AIM OF THE TASK: Count, in the data that follows, every line with the string "SpreadsheetApp", and give that count as the whole reply.

[Collection entries]
·····

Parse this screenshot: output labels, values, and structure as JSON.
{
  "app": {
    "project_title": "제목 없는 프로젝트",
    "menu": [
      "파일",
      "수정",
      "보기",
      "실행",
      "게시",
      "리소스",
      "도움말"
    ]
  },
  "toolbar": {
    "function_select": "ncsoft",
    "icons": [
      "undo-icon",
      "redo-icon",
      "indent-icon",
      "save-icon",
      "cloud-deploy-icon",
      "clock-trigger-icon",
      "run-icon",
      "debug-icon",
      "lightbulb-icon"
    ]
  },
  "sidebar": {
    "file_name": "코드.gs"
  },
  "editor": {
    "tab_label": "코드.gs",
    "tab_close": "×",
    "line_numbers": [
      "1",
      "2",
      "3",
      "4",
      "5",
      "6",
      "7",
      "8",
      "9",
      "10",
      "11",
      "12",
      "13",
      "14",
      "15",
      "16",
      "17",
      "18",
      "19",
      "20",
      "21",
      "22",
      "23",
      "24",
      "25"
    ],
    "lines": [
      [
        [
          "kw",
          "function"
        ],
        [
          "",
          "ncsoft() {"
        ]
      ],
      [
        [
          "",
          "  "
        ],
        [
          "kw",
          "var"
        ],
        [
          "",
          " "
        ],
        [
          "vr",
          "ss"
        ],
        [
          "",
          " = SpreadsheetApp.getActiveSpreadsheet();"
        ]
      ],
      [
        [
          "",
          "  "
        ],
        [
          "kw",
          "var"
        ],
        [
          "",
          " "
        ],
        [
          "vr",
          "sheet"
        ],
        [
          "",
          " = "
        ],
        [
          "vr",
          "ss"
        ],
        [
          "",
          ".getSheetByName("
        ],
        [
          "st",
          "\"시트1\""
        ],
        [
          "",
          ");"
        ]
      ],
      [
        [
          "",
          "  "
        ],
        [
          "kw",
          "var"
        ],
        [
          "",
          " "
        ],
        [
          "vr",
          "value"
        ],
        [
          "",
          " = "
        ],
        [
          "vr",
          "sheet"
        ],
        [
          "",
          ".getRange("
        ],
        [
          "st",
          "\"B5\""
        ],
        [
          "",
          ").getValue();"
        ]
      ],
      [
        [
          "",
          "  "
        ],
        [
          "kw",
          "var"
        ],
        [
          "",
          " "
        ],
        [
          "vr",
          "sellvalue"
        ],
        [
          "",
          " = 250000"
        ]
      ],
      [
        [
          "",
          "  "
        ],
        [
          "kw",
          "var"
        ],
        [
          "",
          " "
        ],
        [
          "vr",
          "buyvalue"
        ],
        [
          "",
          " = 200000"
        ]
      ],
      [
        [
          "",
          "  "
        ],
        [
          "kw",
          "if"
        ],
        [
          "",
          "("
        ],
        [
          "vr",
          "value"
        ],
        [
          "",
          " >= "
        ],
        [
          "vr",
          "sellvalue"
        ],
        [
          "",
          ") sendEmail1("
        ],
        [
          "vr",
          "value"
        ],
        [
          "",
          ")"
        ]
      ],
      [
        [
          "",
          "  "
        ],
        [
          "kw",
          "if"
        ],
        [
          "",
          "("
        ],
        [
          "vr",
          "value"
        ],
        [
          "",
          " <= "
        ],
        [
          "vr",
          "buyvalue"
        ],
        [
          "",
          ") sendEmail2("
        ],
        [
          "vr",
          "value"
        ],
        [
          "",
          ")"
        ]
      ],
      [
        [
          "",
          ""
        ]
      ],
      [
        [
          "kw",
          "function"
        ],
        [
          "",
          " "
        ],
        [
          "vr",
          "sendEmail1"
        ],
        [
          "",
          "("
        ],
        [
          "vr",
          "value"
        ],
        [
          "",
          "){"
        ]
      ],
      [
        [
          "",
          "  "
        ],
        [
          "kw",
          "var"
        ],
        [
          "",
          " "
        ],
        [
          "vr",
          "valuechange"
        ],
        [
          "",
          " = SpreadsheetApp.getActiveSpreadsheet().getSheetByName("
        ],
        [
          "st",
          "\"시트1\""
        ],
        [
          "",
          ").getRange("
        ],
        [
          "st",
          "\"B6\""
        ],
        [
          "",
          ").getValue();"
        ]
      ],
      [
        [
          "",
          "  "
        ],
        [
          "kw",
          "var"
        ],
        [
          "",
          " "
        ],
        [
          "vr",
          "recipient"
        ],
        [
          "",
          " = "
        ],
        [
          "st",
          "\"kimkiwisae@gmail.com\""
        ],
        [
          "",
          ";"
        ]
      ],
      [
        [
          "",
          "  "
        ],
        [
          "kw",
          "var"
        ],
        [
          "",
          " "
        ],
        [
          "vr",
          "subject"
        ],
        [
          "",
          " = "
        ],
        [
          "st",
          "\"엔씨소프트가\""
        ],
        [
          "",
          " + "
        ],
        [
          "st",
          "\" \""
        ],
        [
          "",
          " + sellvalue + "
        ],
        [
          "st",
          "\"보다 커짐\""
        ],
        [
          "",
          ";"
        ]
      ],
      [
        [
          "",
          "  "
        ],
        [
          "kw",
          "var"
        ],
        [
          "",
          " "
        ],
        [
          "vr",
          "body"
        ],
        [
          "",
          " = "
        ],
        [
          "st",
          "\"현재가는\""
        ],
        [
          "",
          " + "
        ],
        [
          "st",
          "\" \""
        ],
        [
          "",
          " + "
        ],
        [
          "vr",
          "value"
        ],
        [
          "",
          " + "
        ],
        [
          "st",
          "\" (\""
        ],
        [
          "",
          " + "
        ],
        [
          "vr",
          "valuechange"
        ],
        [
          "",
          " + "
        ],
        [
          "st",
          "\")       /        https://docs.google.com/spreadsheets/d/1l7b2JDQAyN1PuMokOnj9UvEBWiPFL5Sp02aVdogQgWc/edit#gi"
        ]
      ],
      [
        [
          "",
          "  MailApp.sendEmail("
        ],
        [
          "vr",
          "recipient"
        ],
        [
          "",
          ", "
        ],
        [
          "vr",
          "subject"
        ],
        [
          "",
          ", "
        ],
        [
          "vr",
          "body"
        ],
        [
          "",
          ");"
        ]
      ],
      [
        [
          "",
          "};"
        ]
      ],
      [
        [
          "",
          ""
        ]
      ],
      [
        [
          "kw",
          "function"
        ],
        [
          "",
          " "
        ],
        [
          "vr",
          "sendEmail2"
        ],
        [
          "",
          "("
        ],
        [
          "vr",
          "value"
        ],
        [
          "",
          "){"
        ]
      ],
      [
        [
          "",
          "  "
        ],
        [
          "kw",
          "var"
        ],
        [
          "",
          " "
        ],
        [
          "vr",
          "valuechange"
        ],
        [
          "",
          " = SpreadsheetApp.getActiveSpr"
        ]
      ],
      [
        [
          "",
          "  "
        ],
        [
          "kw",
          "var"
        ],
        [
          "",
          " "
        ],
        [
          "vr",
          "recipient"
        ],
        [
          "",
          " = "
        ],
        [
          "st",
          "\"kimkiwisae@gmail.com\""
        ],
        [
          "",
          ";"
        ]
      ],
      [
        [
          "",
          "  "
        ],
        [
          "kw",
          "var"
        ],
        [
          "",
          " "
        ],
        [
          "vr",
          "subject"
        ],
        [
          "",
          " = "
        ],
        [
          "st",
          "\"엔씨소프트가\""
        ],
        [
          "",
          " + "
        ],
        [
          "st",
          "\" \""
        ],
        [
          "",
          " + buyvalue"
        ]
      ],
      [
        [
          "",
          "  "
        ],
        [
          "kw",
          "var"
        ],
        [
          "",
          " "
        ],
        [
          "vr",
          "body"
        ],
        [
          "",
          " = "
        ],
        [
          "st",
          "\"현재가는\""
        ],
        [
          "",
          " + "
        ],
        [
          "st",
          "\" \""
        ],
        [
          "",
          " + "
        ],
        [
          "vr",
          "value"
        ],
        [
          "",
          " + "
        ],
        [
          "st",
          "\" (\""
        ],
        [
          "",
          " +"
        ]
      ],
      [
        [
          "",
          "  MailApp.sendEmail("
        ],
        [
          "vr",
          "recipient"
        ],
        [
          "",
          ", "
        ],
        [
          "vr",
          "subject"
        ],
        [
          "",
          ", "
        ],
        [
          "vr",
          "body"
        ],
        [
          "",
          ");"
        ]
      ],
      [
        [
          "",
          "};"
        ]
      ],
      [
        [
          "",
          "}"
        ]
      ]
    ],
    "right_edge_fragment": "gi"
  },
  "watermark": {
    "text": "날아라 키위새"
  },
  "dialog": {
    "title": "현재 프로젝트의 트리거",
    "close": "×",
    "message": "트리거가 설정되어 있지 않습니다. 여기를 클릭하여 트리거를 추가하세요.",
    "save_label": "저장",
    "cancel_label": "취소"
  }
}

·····

RESULT BELOW: 3